OECD economist Peter Jarrett – lead on the just released Economic Survey of Canada – agrees with the Mulcair diagnosis.

Dutch Disease on the Rideau

The following is another guest post by Robyn Allan: A report recently released by the Macdonald-Laurier Institute claims Canada does not suffer from the Dutch disease. Unfortunately, the studies the authors draw on for this conclusion are riddled by it. The Dutch disease is a situation where rapid export of a nation’s raw resources along […]

Galbraith Lecture by Mike McCracken

I always come back from the annual CEA/PEF meetings highly energized by the companionship of so many other fine committed PEF members, and our success in engaging with the broader profession.  This past weekend’s meetings in Calgary were no exception.  A highlight, of course, was the 3rd Biennial Galbraith Lecture delivered by Mike McCracken, CEO […]
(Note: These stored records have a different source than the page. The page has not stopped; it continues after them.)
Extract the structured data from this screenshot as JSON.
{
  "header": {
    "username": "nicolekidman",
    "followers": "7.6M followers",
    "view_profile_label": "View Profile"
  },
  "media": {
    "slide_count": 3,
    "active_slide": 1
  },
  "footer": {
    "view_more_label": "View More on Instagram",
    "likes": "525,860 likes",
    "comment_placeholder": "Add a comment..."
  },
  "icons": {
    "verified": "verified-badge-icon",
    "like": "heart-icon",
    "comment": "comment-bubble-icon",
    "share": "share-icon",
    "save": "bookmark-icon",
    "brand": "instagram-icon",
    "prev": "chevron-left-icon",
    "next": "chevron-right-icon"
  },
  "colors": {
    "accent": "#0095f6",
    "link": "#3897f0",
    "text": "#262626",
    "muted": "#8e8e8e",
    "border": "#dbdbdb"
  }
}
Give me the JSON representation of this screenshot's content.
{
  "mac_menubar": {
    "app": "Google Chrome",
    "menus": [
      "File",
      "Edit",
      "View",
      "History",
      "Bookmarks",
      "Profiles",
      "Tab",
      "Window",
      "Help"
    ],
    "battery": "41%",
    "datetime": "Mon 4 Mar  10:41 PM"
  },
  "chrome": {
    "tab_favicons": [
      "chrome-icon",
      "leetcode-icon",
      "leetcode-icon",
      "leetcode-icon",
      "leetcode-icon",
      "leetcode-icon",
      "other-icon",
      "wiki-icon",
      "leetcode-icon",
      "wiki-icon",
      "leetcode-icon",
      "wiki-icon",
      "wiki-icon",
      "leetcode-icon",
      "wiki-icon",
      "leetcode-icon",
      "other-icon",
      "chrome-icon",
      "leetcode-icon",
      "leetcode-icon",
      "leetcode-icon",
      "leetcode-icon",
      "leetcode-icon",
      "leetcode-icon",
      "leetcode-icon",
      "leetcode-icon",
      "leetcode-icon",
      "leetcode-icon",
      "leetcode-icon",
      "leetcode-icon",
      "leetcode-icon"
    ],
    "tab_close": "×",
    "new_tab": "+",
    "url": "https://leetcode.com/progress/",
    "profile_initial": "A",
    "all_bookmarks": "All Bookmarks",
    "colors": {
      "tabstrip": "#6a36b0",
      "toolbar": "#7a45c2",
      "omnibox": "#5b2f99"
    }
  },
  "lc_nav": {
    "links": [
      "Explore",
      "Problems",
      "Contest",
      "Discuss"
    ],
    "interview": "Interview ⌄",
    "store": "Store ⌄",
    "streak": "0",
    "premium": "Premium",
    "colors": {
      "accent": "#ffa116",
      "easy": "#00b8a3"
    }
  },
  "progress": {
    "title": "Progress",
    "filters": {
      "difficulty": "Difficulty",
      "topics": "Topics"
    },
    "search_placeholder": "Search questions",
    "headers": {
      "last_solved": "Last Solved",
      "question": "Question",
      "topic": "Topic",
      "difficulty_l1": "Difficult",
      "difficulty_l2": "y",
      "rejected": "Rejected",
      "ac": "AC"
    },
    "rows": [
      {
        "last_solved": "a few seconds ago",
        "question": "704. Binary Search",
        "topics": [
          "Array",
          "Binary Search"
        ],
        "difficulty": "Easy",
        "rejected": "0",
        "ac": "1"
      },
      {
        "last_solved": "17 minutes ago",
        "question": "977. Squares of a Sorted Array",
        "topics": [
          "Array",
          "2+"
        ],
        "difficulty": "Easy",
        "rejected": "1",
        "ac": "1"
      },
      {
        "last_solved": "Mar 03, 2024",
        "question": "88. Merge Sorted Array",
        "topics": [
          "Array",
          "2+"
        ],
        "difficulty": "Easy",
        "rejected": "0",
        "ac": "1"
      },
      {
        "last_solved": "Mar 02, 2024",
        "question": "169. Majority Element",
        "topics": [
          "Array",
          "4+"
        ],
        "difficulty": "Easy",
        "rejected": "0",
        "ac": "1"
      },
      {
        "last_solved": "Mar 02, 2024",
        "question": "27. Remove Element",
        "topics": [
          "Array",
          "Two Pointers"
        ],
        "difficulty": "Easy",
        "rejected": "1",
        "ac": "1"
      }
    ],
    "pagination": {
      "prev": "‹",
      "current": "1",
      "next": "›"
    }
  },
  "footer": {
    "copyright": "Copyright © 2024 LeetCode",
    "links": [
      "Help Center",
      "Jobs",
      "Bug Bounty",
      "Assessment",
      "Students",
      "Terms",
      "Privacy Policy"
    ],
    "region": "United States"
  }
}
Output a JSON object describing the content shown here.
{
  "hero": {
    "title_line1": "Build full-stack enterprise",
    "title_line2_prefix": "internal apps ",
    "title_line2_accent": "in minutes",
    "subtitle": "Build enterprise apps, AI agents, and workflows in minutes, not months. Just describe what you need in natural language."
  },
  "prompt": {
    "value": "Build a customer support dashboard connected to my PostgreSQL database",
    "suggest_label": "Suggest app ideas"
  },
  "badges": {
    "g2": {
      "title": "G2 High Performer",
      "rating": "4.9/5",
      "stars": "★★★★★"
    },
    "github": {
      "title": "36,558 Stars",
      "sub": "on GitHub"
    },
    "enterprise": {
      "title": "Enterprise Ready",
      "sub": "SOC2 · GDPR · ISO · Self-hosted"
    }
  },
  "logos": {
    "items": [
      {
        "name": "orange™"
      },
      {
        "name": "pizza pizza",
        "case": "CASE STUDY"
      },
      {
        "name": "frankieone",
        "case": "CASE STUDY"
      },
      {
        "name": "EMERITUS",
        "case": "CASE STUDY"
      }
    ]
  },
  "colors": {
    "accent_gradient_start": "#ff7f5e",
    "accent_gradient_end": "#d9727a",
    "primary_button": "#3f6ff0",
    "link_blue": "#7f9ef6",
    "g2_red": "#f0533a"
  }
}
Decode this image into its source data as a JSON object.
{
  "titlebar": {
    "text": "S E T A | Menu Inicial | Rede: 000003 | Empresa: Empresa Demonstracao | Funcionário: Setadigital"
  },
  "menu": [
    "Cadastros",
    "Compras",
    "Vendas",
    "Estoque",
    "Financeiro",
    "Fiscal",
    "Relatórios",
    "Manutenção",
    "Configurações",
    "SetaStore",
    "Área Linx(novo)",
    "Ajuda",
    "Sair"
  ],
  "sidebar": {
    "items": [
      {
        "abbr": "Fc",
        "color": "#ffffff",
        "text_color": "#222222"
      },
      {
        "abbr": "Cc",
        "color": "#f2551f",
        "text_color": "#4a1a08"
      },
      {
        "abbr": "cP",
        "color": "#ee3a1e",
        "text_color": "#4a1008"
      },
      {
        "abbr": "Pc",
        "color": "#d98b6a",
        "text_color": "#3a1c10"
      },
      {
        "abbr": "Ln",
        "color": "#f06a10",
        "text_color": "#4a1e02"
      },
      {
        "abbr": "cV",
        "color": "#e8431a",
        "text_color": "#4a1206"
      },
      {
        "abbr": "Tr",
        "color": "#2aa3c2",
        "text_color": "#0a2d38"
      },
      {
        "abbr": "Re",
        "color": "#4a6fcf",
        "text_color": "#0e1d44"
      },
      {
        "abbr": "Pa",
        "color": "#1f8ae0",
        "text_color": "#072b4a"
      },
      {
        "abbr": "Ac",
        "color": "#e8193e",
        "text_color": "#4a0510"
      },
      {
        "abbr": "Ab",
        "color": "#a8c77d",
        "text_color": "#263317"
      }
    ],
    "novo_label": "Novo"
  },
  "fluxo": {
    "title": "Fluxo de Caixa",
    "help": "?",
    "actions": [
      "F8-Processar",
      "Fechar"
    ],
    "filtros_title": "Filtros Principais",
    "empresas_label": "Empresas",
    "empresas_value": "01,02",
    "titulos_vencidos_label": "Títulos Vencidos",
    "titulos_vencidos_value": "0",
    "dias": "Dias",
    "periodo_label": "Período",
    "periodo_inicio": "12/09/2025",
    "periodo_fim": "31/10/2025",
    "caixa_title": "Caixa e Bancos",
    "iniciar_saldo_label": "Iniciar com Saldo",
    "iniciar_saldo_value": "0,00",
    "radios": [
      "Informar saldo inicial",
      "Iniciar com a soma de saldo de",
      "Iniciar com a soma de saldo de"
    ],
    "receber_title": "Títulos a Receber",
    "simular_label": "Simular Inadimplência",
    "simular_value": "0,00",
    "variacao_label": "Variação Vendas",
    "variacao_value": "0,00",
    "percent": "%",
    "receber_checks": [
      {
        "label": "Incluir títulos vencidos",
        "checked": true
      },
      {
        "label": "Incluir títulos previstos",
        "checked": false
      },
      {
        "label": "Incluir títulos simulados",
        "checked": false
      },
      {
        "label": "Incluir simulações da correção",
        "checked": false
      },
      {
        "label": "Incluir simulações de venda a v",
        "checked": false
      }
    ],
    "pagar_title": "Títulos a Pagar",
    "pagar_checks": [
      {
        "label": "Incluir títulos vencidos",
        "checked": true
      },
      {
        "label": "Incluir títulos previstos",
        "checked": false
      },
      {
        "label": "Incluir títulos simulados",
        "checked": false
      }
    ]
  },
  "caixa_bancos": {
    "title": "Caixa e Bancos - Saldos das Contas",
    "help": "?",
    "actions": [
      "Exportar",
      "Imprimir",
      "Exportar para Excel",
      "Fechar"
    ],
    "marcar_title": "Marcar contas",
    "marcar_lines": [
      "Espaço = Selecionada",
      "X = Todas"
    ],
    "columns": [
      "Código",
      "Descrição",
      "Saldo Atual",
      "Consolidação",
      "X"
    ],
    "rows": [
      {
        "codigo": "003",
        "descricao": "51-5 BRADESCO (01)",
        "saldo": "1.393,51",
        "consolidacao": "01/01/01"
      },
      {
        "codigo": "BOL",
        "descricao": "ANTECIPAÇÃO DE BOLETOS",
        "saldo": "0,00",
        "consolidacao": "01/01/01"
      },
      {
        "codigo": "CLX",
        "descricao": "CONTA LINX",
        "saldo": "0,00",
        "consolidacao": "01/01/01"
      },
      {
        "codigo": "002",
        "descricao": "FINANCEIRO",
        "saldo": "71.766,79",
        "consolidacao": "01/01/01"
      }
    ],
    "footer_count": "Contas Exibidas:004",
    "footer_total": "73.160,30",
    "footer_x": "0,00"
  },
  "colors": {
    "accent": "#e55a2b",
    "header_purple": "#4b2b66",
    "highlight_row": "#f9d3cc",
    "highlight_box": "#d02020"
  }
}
A Green Industrial Revolution

Today the CCPA released a new big picture report by myself and student researcher Amanda Card calling for a Green Industrial Revolution. The report builds on work done for the BC-focused Climate Justice Project, bringing to bear a national analysis of green and not-so-green jobs. We take a close look at GHG emissions and employment […]

US family net worth crushed by financial crisis

The US Federal Reserve today released its triennial examination of incomes and net worth of American households in the Survey of Consumer Finances.  It shows the crushing effects on net worth of a housing and financial bust unparalleled since the great depression. The shocking results of this study overviewed in the New York Times are […]

Debating Hoback on Resource Royalties

Prince Albert MP Randy Hoback began last week’s inquisition by objecting to my recent op-ed in The Saskatoon StarPheonix on the “Dutch disease” debate between Saskatchewan Premier Brad Wall and federal NDP leader Tom Mulcair. He then interrupted to question my NDP affiliation. As indicated in today’s Prince Albert Daily Herald (page A4), I would […]

Complete details of 2008-09 Bank Support

Readers of this blog will have hopefully read my report “The big banks big secret” which examines the $114 billion that Canada’s banks received during the 2008-09 financial crisis.  Its major finding was that at some point three of Canada’s five big banks had received support worth more than their market capitalization, or the value of all […]

Labour Market Stalls

Canada’s job market stalled in May. Employment edged up by 7,700, almost all of it part-time. In fact, the number of employees paid by Canadian employers fell by 15,600. Total “employment” rose only because 23,300 more Canadians reported themselves as self-employed. Over the past year, employment has grown slightly less than the labour force, leaving […]